The task
All lines with the word "BethanyBowra" must be pulled from the entries below.

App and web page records
^^^^
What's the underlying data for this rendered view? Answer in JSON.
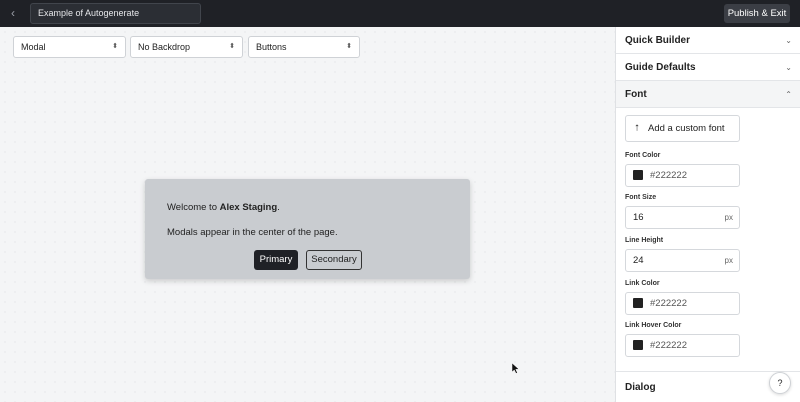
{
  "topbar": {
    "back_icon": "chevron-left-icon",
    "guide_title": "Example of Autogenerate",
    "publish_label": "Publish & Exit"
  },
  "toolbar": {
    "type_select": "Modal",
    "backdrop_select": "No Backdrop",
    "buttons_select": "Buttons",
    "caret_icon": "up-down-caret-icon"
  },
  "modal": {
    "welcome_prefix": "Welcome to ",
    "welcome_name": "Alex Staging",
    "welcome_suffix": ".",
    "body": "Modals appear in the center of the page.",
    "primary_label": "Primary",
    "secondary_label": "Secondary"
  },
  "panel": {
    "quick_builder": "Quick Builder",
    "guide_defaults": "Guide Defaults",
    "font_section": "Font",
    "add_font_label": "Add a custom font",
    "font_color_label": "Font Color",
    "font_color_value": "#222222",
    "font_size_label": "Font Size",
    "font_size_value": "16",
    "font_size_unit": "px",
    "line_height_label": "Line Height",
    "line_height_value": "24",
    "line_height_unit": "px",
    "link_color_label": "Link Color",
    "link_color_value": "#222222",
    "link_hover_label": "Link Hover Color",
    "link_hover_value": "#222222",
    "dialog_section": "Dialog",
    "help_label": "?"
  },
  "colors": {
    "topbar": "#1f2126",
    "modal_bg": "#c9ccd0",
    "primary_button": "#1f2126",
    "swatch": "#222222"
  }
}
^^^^
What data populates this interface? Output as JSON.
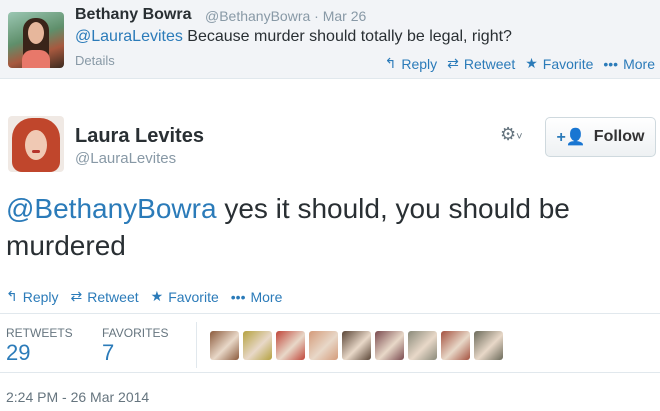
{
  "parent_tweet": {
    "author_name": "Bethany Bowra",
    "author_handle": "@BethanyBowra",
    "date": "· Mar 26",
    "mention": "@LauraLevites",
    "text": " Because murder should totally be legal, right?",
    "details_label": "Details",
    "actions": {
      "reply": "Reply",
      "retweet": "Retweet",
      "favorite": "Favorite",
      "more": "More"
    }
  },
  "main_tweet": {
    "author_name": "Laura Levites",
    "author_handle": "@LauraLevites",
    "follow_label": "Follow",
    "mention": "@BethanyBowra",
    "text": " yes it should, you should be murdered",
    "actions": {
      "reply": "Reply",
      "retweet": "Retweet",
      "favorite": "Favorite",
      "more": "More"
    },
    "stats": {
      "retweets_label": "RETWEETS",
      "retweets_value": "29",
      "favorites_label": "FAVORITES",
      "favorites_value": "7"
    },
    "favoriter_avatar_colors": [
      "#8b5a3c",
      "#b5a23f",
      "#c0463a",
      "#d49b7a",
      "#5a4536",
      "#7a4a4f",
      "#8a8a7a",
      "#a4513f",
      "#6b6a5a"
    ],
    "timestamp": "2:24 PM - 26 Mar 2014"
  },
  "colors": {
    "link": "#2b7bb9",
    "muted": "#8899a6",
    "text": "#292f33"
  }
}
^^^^
Solved exercise
    "author_handle": "@BethanyBowra",
    "mention": "@BethanyBowra",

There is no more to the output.